Browniee: 58.JAMA 2 Oct. 1991: 1827.David Orentlicher, MD, & # 8220 ; Genetic Screening by Employers, & # 8221 ;JAMA 16 Feb. 1990: 1008.

Weiss: 40.Weiss: 42.AMA.

& # 8220 ; Use of Genetic Testing by Employers, & # 8221 ; JAMA.Oct 2, 1991: 1827-1830.Beardsley, Tim. & # 8220 ; Fatal Flaw, & # 8221 ; Scientific American. Dec.

1991: 28-29.Browniee, Shannon. & # 8220 ; The Assurances of Genes, & # 8221 ; U.

S. News& A ; World Report. Jul. 23, 1990: 57-59.

Hobbes, Thomas. & # 8220 ; The Case Against Anarchy, & # 8221 ; Leviathan.1651.

L.R. & # 8220 ; One Worked ; The Other Didn & # 8217 ; T, & # 8221 ; Science. Jan 5, 1990:18.Lewin, Roger. & # 8220 ; Limits to DNA Fingerprinting, & # 8221 ; Research News.Mar 24, 1989: 1549-1551.

Mack, Thomas J. & # 8220 ; Scientific Testimony After Daubert: SomeEarly Tax returns from Lower Courts, & # 8221 ; Trial.
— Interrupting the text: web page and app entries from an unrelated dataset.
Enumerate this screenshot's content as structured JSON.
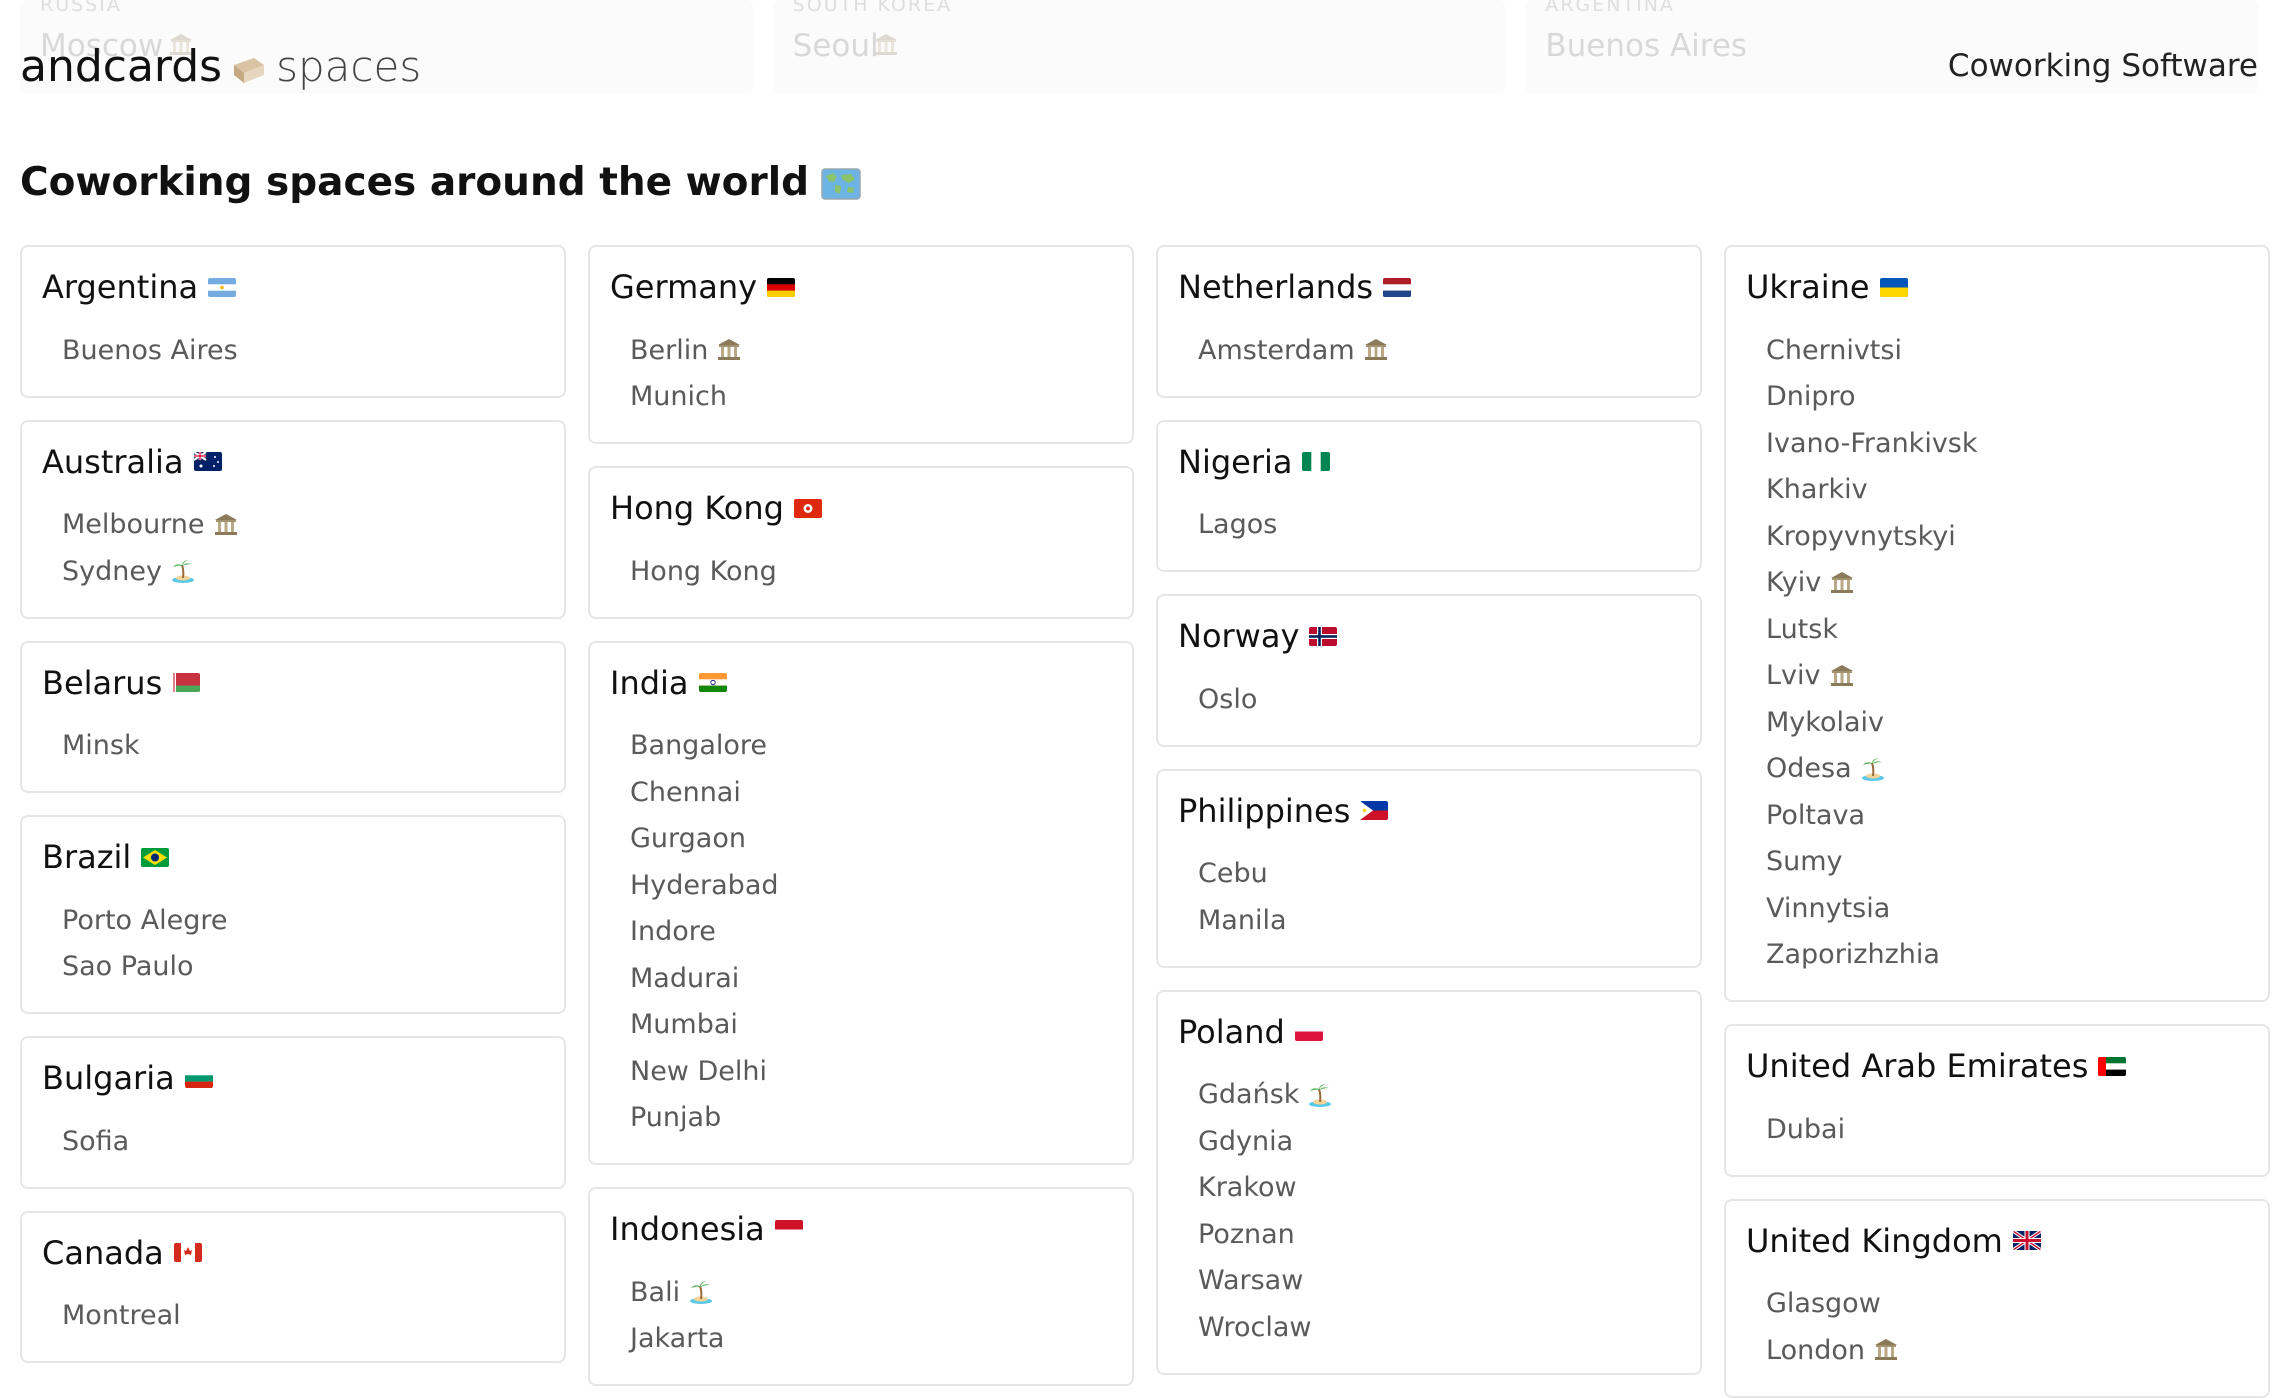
{
  "top_strip": [
    {
      "country": "RUSSIA",
      "city": "Moscow"
    },
    {
      "country": "SOUTH KOREA",
      "city": "Seoul"
    },
    {
      "country": "ARGENTINA",
      "city": "Buenos Aires"
    }
  ],
  "header": {
    "logo_andcards": "andcards",
    "logo_spaces": "spaces",
    "nav_link": "Coworking Software"
  },
  "section_title": "Coworking spaces around the world",
  "columns": [
    [
      {
        "name": "Argentina",
        "flag": "ar",
        "cities": [
          {
            "name": "Buenos Aires",
            "icon": ""
          }
        ]
      },
      {
        "name": "Australia",
        "flag": "au",
        "cities": [
          {
            "name": "Melbourne",
            "icon": "museum"
          },
          {
            "name": "Sydney",
            "icon": "island"
          }
        ]
      },
      {
        "name": "Belarus",
        "flag": "by",
        "cities": [
          {
            "name": "Minsk",
            "icon": ""
          }
        ]
      },
      {
        "name": "Brazil",
        "flag": "br",
        "cities": [
          {
            "name": "Porto Alegre",
            "icon": ""
          },
          {
            "name": "Sao Paulo",
            "icon": ""
          }
        ]
      },
      {
        "name": "Bulgaria",
        "flag": "bg",
        "cities": [
          {
            "name": "Sofia",
            "icon": ""
          }
        ]
      },
      {
        "name": "Canada",
        "flag": "ca",
        "cities": [
          {
            "name": "Montreal",
            "icon": ""
          }
        ]
      }
    ],
    [
      {
        "name": "Germany",
        "flag": "de",
        "cities": [
          {
            "name": "Berlin",
            "icon": "museum"
          },
          {
            "name": "Munich",
            "icon": ""
          }
        ]
      },
      {
        "name": "Hong Kong",
        "flag": "hk",
        "cities": [
          {
            "name": "Hong Kong",
            "icon": ""
          }
        ]
      },
      {
        "name": "India",
        "flag": "in",
        "cities": [
          {
            "name": "Bangalore",
            "icon": ""
          },
          {
            "name": "Chennai",
            "icon": ""
          },
          {
            "name": "Gurgaon",
            "icon": ""
          },
          {
            "name": "Hyderabad",
            "icon": ""
          },
          {
            "name": "Indore",
            "icon": ""
          },
          {
            "name": "Madurai",
            "icon": ""
          },
          {
            "name": "Mumbai",
            "icon": ""
          },
          {
            "name": "New Delhi",
            "icon": ""
          },
          {
            "name": "Punjab",
            "icon": ""
          }
        ]
      },
      {
        "name": "Indonesia",
        "flag": "id",
        "cities": [
          {
            "name": "Bali",
            "icon": "island"
          },
          {
            "name": "Jakarta",
            "icon": ""
          }
        ]
      }
    ],
    [
      {
        "name": "Netherlands",
        "flag": "nl",
        "cities": [
          {
            "name": "Amsterdam",
            "icon": "museum"
          }
        ]
      },
      {
        "name": "Nigeria",
        "flag": "ng",
        "cities": [
          {
            "name": "Lagos",
            "icon": ""
          }
        ]
      },
      {
        "name": "Norway",
        "flag": "no",
        "cities": [
          {
            "name": "Oslo",
            "icon": ""
          }
        ]
      },
      {
        "name": "Philippines",
        "flag": "ph",
        "cities": [
          {
            "name": "Cebu",
            "icon": ""
          },
          {
            "name": "Manila",
            "icon": ""
          }
        ]
      },
      {
        "name": "Poland",
        "flag": "pl",
        "cities": [
          {
            "name": "Gdańsk",
            "icon": "island"
          },
          {
            "name": "Gdynia",
            "icon": ""
          },
          {
            "name": "Krakow",
            "icon": ""
          },
          {
            "name": "Poznan",
            "icon": ""
          },
          {
            "name": "Warsaw",
            "icon": ""
          },
          {
            "name": "Wroclaw",
            "icon": ""
          }
        ]
      }
    ],
    [
      {
        "name": "Ukraine",
        "flag": "ua",
        "cities": [
          {
            "name": "Chernivtsi",
            "icon": ""
          },
          {
            "name": "Dnipro",
            "icon": ""
          },
          {
            "name": "Ivano-Frankivsk",
            "icon": ""
          },
          {
            "name": "Kharkiv",
            "icon": ""
          },
          {
            "name": "Kropyvnytskyi",
            "icon": ""
          },
          {
            "name": "Kyiv",
            "icon": "museum"
          },
          {
            "name": "Lutsk",
            "icon": ""
          },
          {
            "name": "Lviv",
            "icon": "museum"
          },
          {
            "name": "Mykolaiv",
            "icon": ""
          },
          {
            "name": "Odesa",
            "icon": "island"
          },
          {
            "name": "Poltava",
            "icon": ""
          },
          {
            "name": "Sumy",
            "icon": ""
          },
          {
            "name": "Vinnytsia",
            "icon": ""
          },
          {
            "name": "Zaporizhzhia",
            "icon": ""
          }
        ]
      },
      {
        "name": "United Arab Emirates",
        "flag": "ae",
        "cities": [
          {
            "name": "Dubai",
            "icon": ""
          }
        ]
      },
      {
        "name": "United Kingdom",
        "flag": "gb",
        "cities": [
          {
            "name": "Glasgow",
            "icon": ""
          },
          {
            "name": "London",
            "icon": "museum"
          }
        ]
      }
    ]
  ]
}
Aug. 1994: 23-31.Orentlicher, David, MD. & # 8220 ; Genetic Screening by Employers, & # 8221 ;JAMA. Feb 16, 1990: 1005-1008.Robertson, John A.

& # 8220 ; Liberty and Assisted Reproduction, & # 8221 ;Trial. Aug, 1994:49-53.Thompson, William C. & # 8220 ; DNA Evidence in Criminal Law: NewDevelopments, & # 8221 ; Trial. Aug, 1994: 35-46.Twombley, Renee.

& # 8220 ; The Wider Implications, & # 8221 ; Patient Care.Sep 15, 1994: 20.Weiss, Rick. & # 8220 ; Predispostion and Prejudice, & # 8221 ; Science News.Jan 21, 1989: 40-42.